Where in the material does the word "title" appear? Copy each line that has it.

═════ Provided records ═════

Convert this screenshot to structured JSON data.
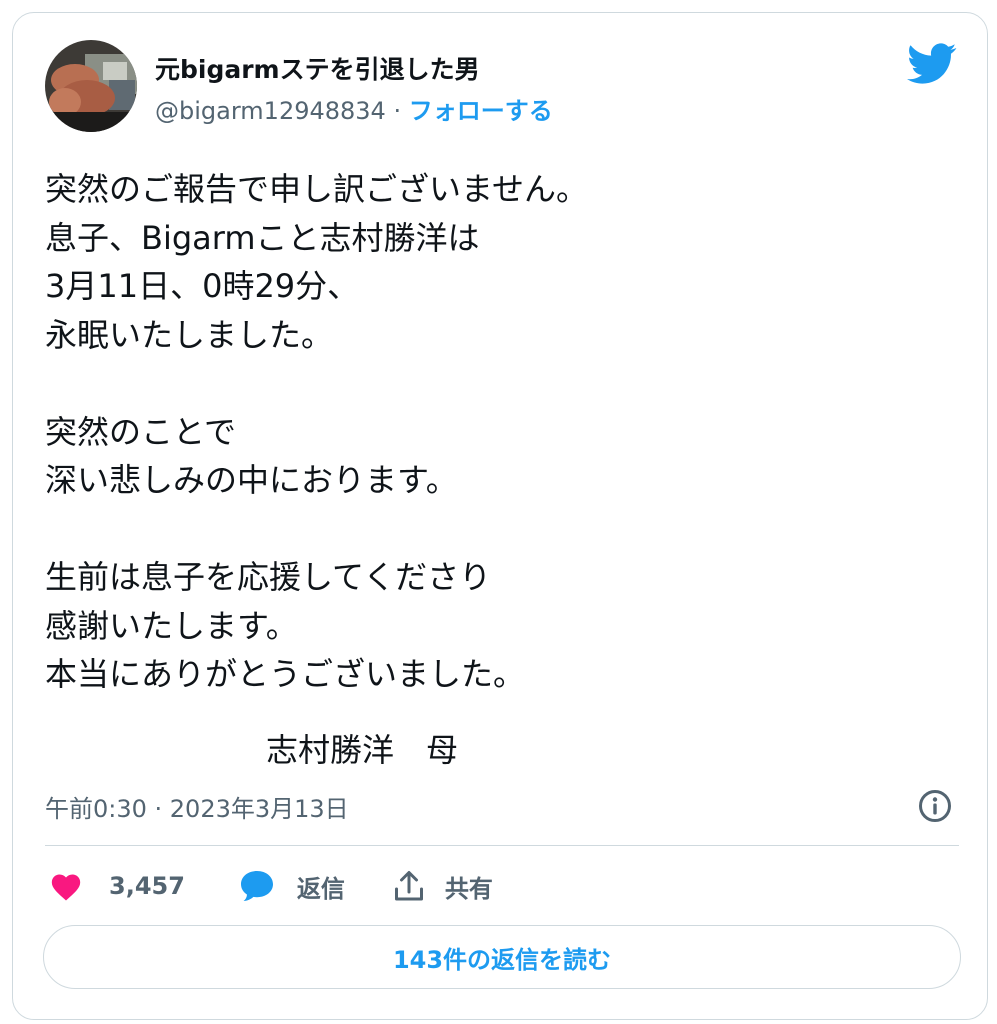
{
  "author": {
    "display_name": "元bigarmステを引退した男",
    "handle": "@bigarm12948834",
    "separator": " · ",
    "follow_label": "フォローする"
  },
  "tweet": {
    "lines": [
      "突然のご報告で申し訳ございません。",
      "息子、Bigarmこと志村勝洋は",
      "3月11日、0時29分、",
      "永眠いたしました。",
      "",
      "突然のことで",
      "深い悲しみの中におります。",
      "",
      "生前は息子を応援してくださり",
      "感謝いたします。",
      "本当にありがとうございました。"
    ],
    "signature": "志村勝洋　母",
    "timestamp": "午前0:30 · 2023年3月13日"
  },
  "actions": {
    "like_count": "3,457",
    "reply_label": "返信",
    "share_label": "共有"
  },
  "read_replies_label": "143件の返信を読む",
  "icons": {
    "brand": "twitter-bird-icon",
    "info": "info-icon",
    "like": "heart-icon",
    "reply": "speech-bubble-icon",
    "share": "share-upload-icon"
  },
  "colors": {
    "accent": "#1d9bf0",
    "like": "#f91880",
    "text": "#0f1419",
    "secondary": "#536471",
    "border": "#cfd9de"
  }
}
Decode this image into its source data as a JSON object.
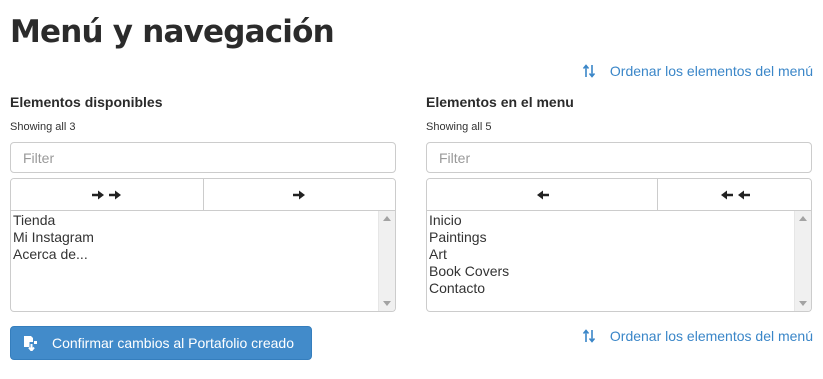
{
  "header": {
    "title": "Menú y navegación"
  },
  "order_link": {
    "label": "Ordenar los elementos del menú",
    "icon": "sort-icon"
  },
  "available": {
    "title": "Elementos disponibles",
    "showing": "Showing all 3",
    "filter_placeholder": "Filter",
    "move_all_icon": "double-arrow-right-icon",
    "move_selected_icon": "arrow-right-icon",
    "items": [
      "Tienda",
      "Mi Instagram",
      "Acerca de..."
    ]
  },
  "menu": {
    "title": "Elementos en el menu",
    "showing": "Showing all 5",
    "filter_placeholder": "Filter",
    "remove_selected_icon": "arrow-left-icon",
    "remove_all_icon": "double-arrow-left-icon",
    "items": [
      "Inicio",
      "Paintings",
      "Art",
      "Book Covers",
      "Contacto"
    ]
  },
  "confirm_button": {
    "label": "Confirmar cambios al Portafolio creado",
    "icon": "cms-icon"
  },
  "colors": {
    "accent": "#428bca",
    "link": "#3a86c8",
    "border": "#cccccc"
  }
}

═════

-- Expected answer --
    "title": "Menú y navegación"
    "title": "Elementos disponibles",
    "title": "Elementos en el menu",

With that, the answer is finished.